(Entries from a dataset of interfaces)

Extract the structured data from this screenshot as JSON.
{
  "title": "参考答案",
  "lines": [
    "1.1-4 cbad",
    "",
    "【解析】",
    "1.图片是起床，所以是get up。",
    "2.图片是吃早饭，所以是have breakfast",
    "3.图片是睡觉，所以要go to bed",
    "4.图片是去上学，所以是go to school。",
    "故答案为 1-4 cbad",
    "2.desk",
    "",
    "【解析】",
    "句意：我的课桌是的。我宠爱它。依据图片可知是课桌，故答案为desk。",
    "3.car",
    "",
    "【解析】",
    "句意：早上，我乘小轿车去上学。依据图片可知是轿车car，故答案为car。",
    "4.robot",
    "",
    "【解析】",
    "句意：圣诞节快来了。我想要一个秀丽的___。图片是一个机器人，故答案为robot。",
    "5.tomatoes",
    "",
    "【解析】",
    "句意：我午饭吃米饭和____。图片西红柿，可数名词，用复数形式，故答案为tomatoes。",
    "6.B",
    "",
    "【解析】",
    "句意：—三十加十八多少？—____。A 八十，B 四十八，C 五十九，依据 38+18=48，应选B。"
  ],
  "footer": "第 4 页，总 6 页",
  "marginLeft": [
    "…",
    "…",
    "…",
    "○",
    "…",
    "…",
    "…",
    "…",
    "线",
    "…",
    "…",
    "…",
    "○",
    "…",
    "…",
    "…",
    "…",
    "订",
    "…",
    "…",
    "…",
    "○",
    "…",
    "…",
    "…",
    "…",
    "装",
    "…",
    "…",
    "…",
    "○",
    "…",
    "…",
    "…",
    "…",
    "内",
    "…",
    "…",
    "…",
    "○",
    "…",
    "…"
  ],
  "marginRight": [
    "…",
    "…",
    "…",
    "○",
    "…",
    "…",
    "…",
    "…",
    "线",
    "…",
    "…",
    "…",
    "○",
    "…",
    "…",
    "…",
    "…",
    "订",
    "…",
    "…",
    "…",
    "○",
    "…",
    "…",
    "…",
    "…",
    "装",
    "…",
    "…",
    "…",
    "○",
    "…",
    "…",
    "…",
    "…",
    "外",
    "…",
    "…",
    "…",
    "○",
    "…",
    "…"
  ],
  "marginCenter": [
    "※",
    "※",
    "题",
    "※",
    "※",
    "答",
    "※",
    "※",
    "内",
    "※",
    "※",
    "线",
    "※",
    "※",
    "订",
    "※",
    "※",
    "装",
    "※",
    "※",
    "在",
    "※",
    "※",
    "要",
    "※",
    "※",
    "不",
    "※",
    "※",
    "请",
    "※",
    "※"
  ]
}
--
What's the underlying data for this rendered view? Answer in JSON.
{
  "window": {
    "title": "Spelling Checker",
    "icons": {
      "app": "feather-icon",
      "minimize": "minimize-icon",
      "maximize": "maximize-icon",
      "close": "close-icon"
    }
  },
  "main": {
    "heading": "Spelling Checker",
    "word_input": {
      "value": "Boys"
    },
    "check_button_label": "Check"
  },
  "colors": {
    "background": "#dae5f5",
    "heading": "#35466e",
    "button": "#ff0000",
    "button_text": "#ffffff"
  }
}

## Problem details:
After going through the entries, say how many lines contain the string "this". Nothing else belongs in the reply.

## Task response:
2